Early life[edit]

Grimaldo was born in Madrid in 1660 to a wealthy family who had gained experience serving in the administration of the colonies of the Spanish Empire. In 1683 he was admitted into the Order of Santiago as a gesture to his parentage,[1] but while he began to be acknowledged as a rising politician he failed to gain any serious appointment in government until the 1690s when the old dynasty died out.

War of the Spanish Succession[edit]

Grimaldo became a follower of the politician Jean Orry who had arrived in Madrid in 1695. Grimaldo was found a position in the Ministry of War and Finance. He continued in this position throughout the War of the Spanish Succession.

Chief Minister[edit]

First Spell[edit]

Grimaldo became Secretary of State for the first time in 1714. It was a turbulent era for Spain, as they had been forced to accept the loss of huge amounts of territory (particularly to Austria in Italy, as well as losing Minorca and Gibraltar to Britain). Grimaldo helped to re-assert Spain, rebuilding its shattered army and navy.

Second Spell and Retirement[edit]

When the King briefly stepped down in 1724, often attributed to a fit of madness or a desire to be considered a claimant to the French throne, Grimaldo left office with him. When the King returned after only a year Grimaldo came with him, but was now increasingly in bad health and he was forced to retire from government.

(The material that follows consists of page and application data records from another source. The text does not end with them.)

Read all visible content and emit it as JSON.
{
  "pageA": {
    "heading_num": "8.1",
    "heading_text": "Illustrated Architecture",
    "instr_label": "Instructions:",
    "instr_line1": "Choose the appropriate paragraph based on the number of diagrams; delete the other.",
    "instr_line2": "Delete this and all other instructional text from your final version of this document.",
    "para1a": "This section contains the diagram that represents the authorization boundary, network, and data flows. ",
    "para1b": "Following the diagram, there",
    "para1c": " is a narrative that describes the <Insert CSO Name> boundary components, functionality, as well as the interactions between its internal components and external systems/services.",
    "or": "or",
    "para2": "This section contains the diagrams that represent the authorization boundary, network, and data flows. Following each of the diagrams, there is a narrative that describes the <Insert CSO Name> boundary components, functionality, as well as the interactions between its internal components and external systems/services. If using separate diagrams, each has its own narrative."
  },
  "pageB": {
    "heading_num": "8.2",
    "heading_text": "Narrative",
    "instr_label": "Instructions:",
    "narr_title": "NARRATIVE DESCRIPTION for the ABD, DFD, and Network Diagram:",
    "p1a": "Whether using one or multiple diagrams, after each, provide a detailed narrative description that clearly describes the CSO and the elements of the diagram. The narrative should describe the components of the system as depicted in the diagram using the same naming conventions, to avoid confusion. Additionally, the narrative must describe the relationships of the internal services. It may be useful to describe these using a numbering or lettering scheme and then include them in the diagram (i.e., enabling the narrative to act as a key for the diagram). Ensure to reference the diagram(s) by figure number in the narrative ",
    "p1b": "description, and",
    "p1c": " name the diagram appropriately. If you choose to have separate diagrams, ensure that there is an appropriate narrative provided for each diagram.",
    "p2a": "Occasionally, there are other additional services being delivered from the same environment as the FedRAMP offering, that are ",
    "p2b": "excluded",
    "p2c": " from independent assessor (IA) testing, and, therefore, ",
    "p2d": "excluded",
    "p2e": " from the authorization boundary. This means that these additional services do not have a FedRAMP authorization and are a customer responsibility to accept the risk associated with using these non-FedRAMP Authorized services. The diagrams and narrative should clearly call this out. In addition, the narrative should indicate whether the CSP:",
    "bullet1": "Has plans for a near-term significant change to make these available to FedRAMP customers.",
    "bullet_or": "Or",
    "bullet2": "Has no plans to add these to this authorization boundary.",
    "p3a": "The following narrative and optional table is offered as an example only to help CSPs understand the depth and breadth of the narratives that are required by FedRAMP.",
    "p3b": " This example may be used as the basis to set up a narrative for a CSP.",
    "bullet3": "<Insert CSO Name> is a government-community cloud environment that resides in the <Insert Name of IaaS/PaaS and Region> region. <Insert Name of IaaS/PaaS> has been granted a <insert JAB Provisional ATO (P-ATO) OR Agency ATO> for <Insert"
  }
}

In 1733 he was made a Marquis, and died the same year at the age of seventy three.

See also[edit]


  1. ^ PAPE, Martínez Robles, 1987 p.200